I’ve acquired a bizarre one right here. I am writing a program that wants entry to bash historical past. I had a have a look at parsing the
.bash_eternal_history in my config) file, however realized the heavy lifting had already been accomplished by the
historical past builtin.
Some contents of my historical past file appear like this. Whereas I may parse this myself, I would like to depend on
historical past‘s standardized parser because it already offers with edge-case multiline instructions, timestamps, histfile codecs, and works cross-platform.
#1587920724 echo check #1587920725 echo test2 #1587920729 contact file #1587920731 rm file #1587920732 historical past
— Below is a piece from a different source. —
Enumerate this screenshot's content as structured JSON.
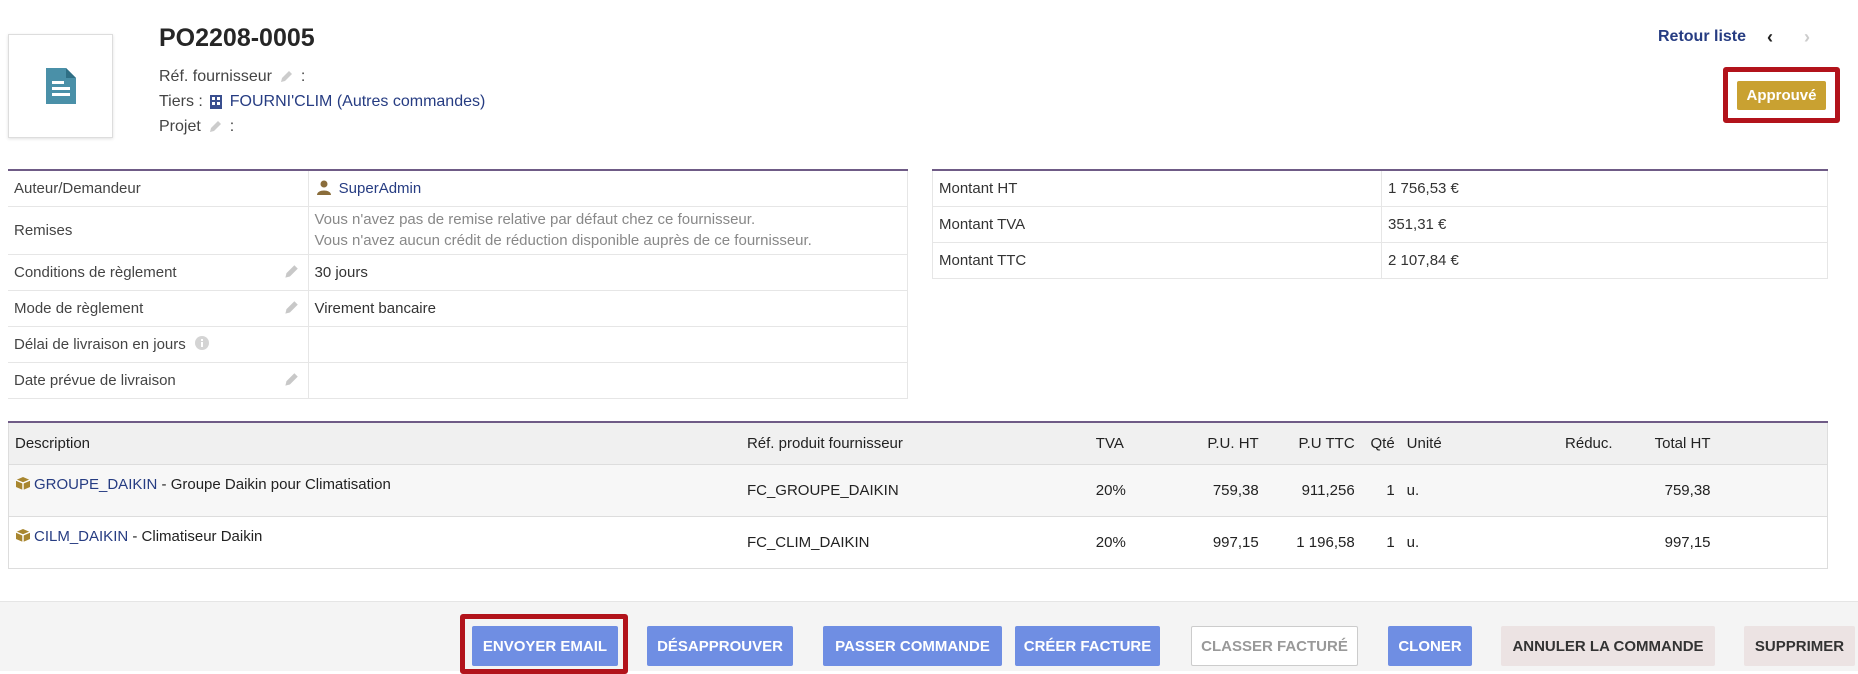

When typing the
historical past command, I get a pleasant listing of timestamped historical past, as follows:
5083 [2020-04-26 18:05:24] echo check 5084 [2020-04-26 18:05:25] echo test2 5085 [2020-04-26 18:05:29] contact file 5086 [2020-04-26 18:05:31] rm file 5087 [2020-04-26 18:05:32] historical past
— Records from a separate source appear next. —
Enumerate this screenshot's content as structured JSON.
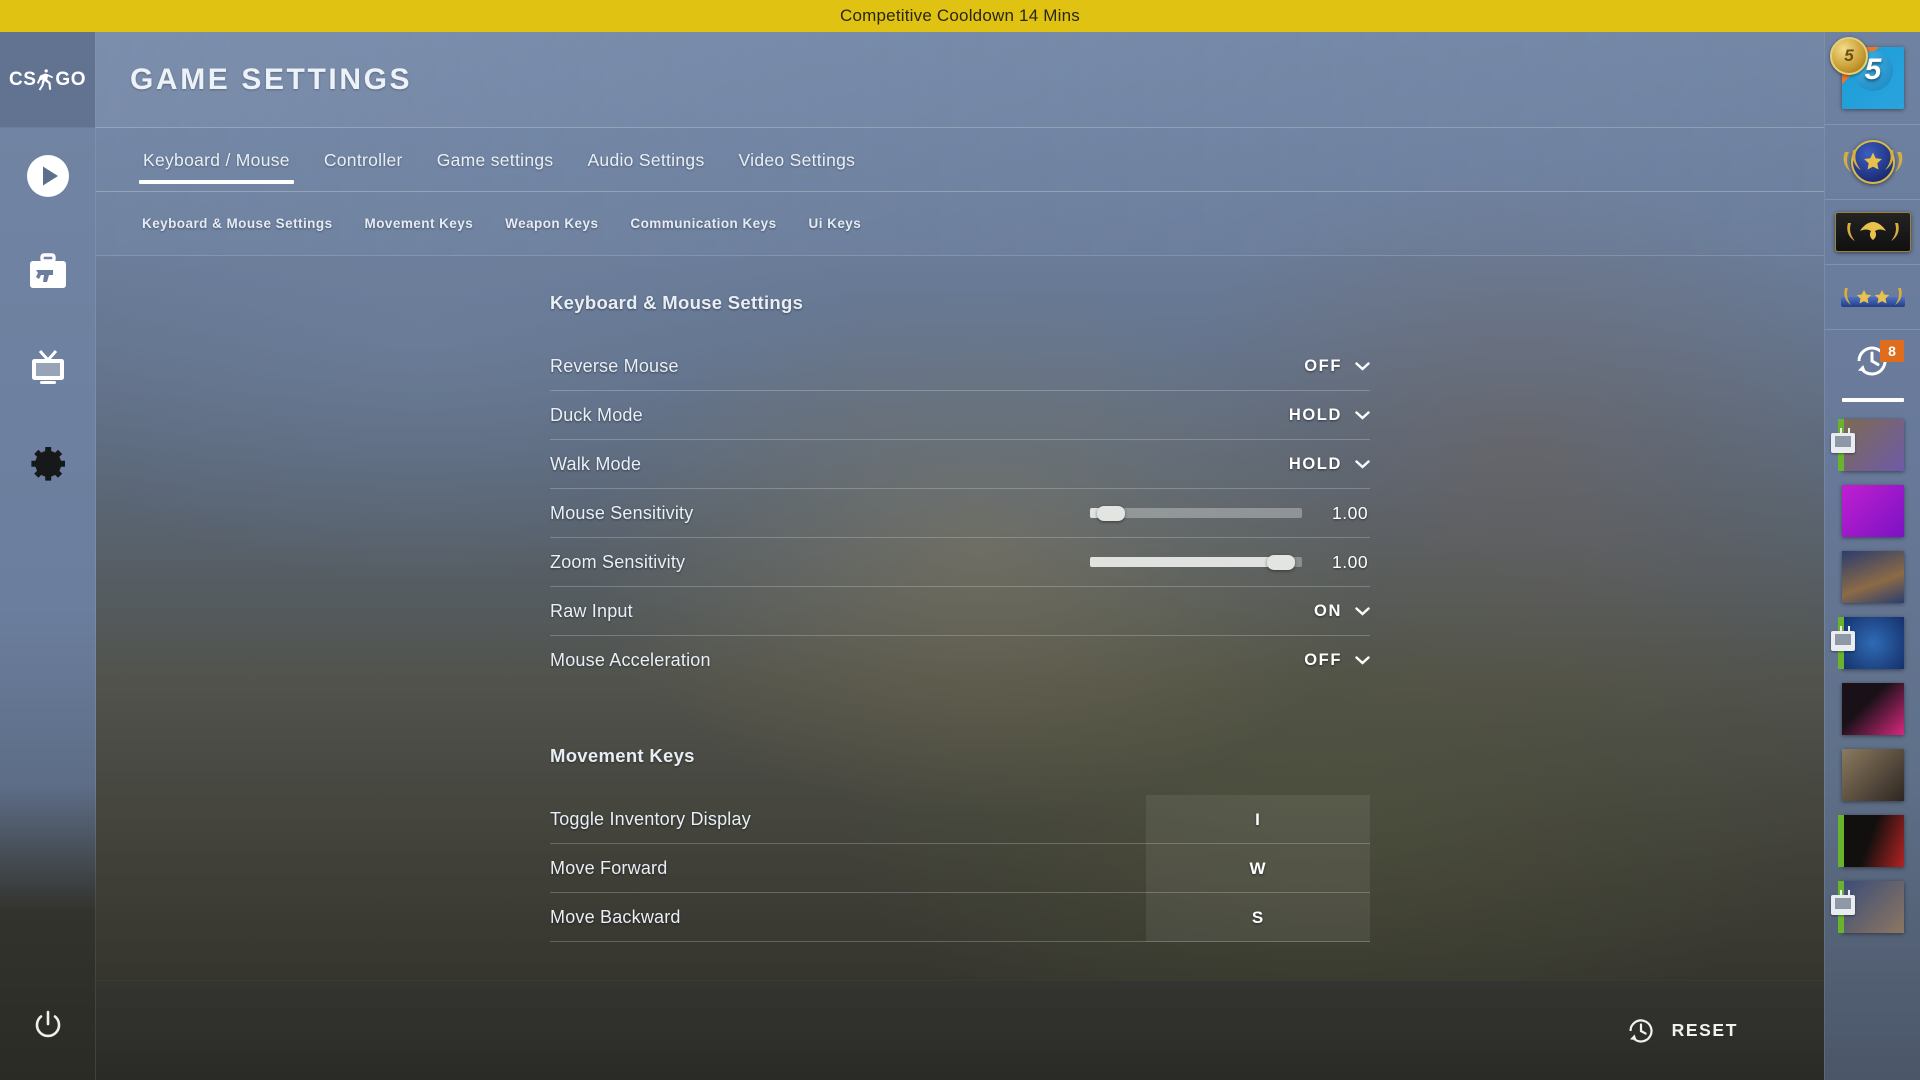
{
  "banner": {
    "text": "Competitive Cooldown 14 Mins",
    "color": "#e0c312"
  },
  "header": {
    "title": "GAME SETTINGS",
    "logo": "CS:GO"
  },
  "sidebar": {
    "items": [
      {
        "name": "play-icon",
        "label": "Play"
      },
      {
        "name": "inventory-icon",
        "label": "Inventory"
      },
      {
        "name": "watch-icon",
        "label": "Watch"
      },
      {
        "name": "settings-icon",
        "label": "Settings"
      }
    ],
    "power_label": "Quit"
  },
  "tabs": [
    {
      "label": "Keyboard / Mouse",
      "active": true
    },
    {
      "label": "Controller",
      "active": false
    },
    {
      "label": "Game settings",
      "active": false
    },
    {
      "label": "Audio Settings",
      "active": false
    },
    {
      "label": "Video Settings",
      "active": false
    }
  ],
  "subtabs": [
    {
      "label": "Keyboard & Mouse Settings"
    },
    {
      "label": "Movement Keys"
    },
    {
      "label": "Weapon Keys"
    },
    {
      "label": "Communication Keys"
    },
    {
      "label": "Ui Keys"
    }
  ],
  "sections": [
    {
      "title": "Keyboard & Mouse Settings",
      "rows": [
        {
          "type": "dropdown",
          "label": "Reverse Mouse",
          "value": "OFF"
        },
        {
          "type": "dropdown",
          "label": "Duck Mode",
          "value": "HOLD"
        },
        {
          "type": "dropdown",
          "label": "Walk Mode",
          "value": "HOLD"
        },
        {
          "type": "slider",
          "label": "Mouse Sensitivity",
          "value": "1.00",
          "percent": 4
        },
        {
          "type": "slider",
          "label": "Zoom Sensitivity",
          "value": "1.00",
          "percent": 96
        },
        {
          "type": "dropdown",
          "label": "Raw Input",
          "value": "ON"
        },
        {
          "type": "dropdown",
          "label": "Mouse Acceleration",
          "value": "OFF"
        }
      ]
    },
    {
      "title": "Movement Keys",
      "rows": [
        {
          "type": "key",
          "label": "Toggle Inventory Display",
          "value": "I"
        },
        {
          "type": "key",
          "label": "Move Forward",
          "value": "W"
        },
        {
          "type": "key",
          "label": "Move Backward",
          "value": "S"
        }
      ]
    }
  ],
  "bottom": {
    "reset_label": "RESET"
  },
  "rightpanel": {
    "profile": {
      "level": "5",
      "avatar_number": "5"
    },
    "history_count": "8",
    "friends": [
      {
        "name": "friend-avatar-1",
        "online": true,
        "watching": true,
        "c1": "#7d6a52",
        "c2": "#6e5ba8"
      },
      {
        "name": "friend-avatar-2",
        "online": false,
        "watching": false,
        "c1": "#c11fd0",
        "c2": "#7a12c4"
      },
      {
        "name": "friend-avatar-3",
        "online": false,
        "watching": false,
        "c1": "#2b3d6d",
        "c2": "#8c6a46"
      },
      {
        "name": "friend-avatar-4",
        "online": true,
        "watching": true,
        "c1": "#15306b",
        "c2": "#2f6bb5"
      },
      {
        "name": "friend-avatar-5",
        "online": false,
        "watching": false,
        "c1": "#1a1118",
        "c2": "#d8287e"
      },
      {
        "name": "friend-avatar-6",
        "online": false,
        "watching": false,
        "c1": "#8b7a5e",
        "c2": "#2e2622"
      },
      {
        "name": "friend-avatar-7",
        "online": true,
        "watching": false,
        "c1": "#12100f",
        "c2": "#b42222"
      },
      {
        "name": "friend-avatar-8",
        "online": true,
        "watching": true,
        "c1": "#3a4d78",
        "c2": "#8d7662"
      }
    ]
  }
}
historical past is a shell builtin, I must run it by way of a bash command string in my program. Nonetheless, when working the command
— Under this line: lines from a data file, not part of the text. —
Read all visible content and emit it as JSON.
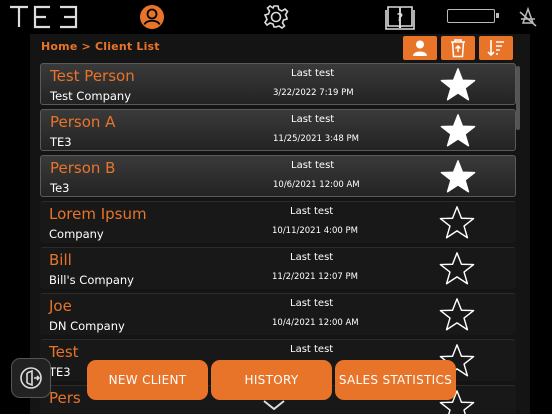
{
  "colors": {
    "accent": "#e8742a",
    "background": "#000000",
    "panel": "#141414"
  },
  "header": {
    "logo_text": "TE3",
    "icons": [
      "logo",
      "user-circle-icon",
      "gear-icon",
      "help-book-icon",
      "battery-icon",
      "signal-icon"
    ]
  },
  "breadcrumb": "Home > Client List",
  "toolbar": {
    "icons": [
      "person-icon",
      "trash-icon",
      "sort-icon"
    ]
  },
  "clients": [
    {
      "name": "Test Person",
      "company": "Test Company",
      "last_test_label": "Last test",
      "last_test_date": "3/22/2022  7:19 PM",
      "favorite": true
    },
    {
      "name": "Person A",
      "company": "TE3",
      "last_test_label": "Last test",
      "last_test_date": "11/25/2021  3:48 PM",
      "favorite": true
    },
    {
      "name": "Person B",
      "company": "Te3",
      "last_test_label": "Last test",
      "last_test_date": "10/6/2021  12:00 AM",
      "favorite": true
    },
    {
      "name": "Lorem Ipsum",
      "company": "Company",
      "last_test_label": "Last test",
      "last_test_date": "10/11/2021  4:00 PM",
      "favorite": false
    },
    {
      "name": "Bill",
      "company": "Bill's Company",
      "last_test_label": "Last test",
      "last_test_date": "11/2/2021  12:07 PM",
      "favorite": false
    },
    {
      "name": "Joe",
      "company": "DN Company",
      "last_test_label": "Last test",
      "last_test_date": "10/4/2021  12:00 AM",
      "favorite": false
    },
    {
      "name": "Test",
      "company": "TE3",
      "last_test_label": "Last test",
      "last_test_date": "",
      "favorite": false
    },
    {
      "name": "Pers",
      "company": "",
      "last_test_label": "",
      "last_test_date": "",
      "favorite": false
    }
  ],
  "actions": {
    "new_client": "NEW CLIENT",
    "history": "HISTORY",
    "sales_statistics": "SALES STATISTICS"
  }
}
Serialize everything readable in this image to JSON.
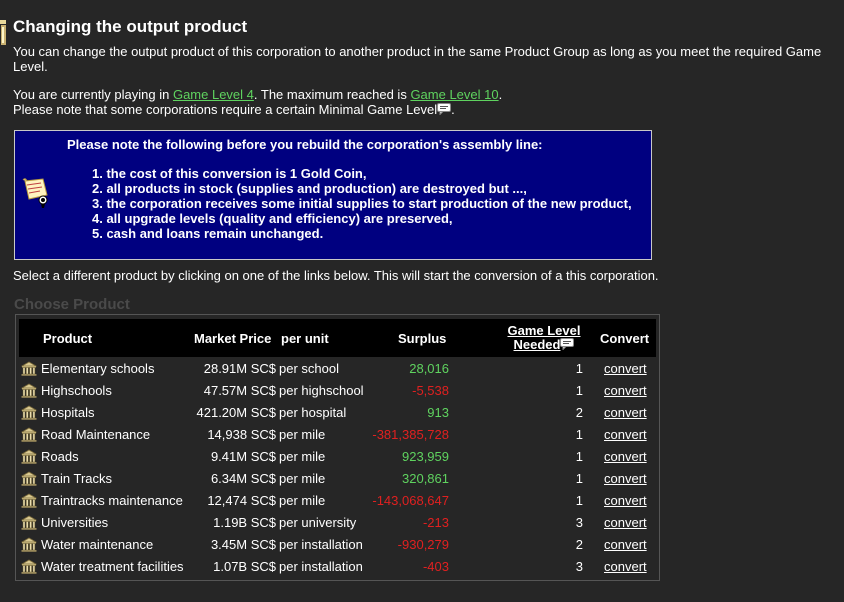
{
  "header": {
    "title": "Changing the output product"
  },
  "intro": {
    "text": "You can change the output product of this corporation to another product in the same Product Group as long as you meet the required Game Level."
  },
  "level_info": {
    "prefix": "You are currently playing in ",
    "current_level_link": "Game Level 4",
    "middle": ". The maximum reached is ",
    "max_level_link": "Game Level 10",
    "suffix": ".",
    "note": "Please note that some corporations require a certain Minimal Game Level",
    "note_end": "."
  },
  "notice": {
    "title": "Please note the following before you rebuild the corporation's assembly line:",
    "items": [
      "1. the cost of this conversion is 1 Gold Coin,",
      "2. all products in stock (supplies and production) are destroyed but ...,",
      "3. the corporation receives some initial supplies to start production of the new product,",
      "4. all upgrade levels (quality and efficiency) are preserved,",
      "5. cash and loans remain unchanged."
    ]
  },
  "select_text": "Select a different product by clicking on one of the links below. This will start the conversion of a this corporation.",
  "choose_heading": "Choose Product",
  "table": {
    "headers": {
      "product": "Product",
      "market_price": "Market Price",
      "per_unit": "per unit",
      "surplus": "Surplus",
      "game_level_line1": "Game Level",
      "game_level_line2": "Needed",
      "convert": "Convert"
    },
    "rows": [
      {
        "product": "Elementary schools",
        "price": "28.91M SC$",
        "unit": "per school",
        "surplus": "28,016",
        "level": "1",
        "convert": "convert"
      },
      {
        "product": "Highschools",
        "price": "47.57M SC$",
        "unit": "per highschool",
        "surplus": "-5,538",
        "level": "1",
        "convert": "convert"
      },
      {
        "product": "Hospitals",
        "price": "421.20M SC$",
        "unit": "per hospital",
        "surplus": "913",
        "level": "2",
        "convert": "convert"
      },
      {
        "product": "Road Maintenance",
        "price": "14,938 SC$",
        "unit": "per mile",
        "surplus": "-381,385,728",
        "level": "1",
        "convert": "convert"
      },
      {
        "product": "Roads",
        "price": "9.41M SC$",
        "unit": "per mile",
        "surplus": "923,959",
        "level": "1",
        "convert": "convert"
      },
      {
        "product": "Train Tracks",
        "price": "6.34M SC$",
        "unit": "per mile",
        "surplus": "320,861",
        "level": "1",
        "convert": "convert"
      },
      {
        "product": "Traintracks maintenance",
        "price": "12,474 SC$",
        "unit": "per mile",
        "surplus": "-143,068,647",
        "level": "1",
        "convert": "convert"
      },
      {
        "product": "Universities",
        "price": "1.19B SC$",
        "unit": "per university",
        "surplus": "-213",
        "level": "3",
        "convert": "convert"
      },
      {
        "product": "Water maintenance",
        "price": "3.45M SC$",
        "unit": "per installation",
        "surplus": "-930,279",
        "level": "2",
        "convert": "convert"
      },
      {
        "product": "Water treatment facilities",
        "price": "1.07B SC$",
        "unit": "per installation",
        "surplus": "-403",
        "level": "3",
        "convert": "convert"
      }
    ]
  },
  "colors": {
    "background": "#262626",
    "link_green": "#5fd35f",
    "negative_red": "#e02020",
    "notice_blue": "#000080"
  },
  "icons": [
    "info-pin-icon",
    "chat-bubble-icon",
    "scroll-note-icon",
    "building-icon"
  ]
}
bash -ic 'historical past -r; historical past' , I’m greeted with this:
10159 [2020-04-26 18:08:35] #1587920724 10160 [2020-04-26 18:08:35] echo check 10161 [2020-04-26 18:08:35] #1587920725 10162 [2020-04-26 18:08:35] echo test2 10163 [2020-04-26 18:08:35] #1587920729 10164 [2020-04-26 18:08:35] contact file 10165 [2020-04-26 18:08:35] #1587920731 10166 [2020-04-26 18:08:35] rm file 10167 [2020-04-26 18:08:35] #1587920732 10168 [2020-04-26 18:08:35] historical past
The commented timestamps are printed out as in the event that they have been instructions, and the whole lot has the identical timestamp (the time I ran the command).
The unusual half is, on Linux,
bash -ic 'historical past -r; historical past' produces precisely the identical output as
historical past, within the common format with appropriate timestamps, which is what I anticipated to occur.
I suppose I want to know:
- Why is the output of the 2 instructions totally different in MacOS however the identical in Linux?
- How can I obtain the proper output from a command string? (I’m working the command from a Python script)
- Am I going about this within the fallacious means? My authentic goal was to get the complete timestamped bash historical past from inside a Python program (with out doing one thing exterior like
historical past > historical past.txt && ./script.pyor
historical past | ./script.py).
- MacOS model:
- Bash model:
- Historical past config in
.Profile: Everlasting bash historical past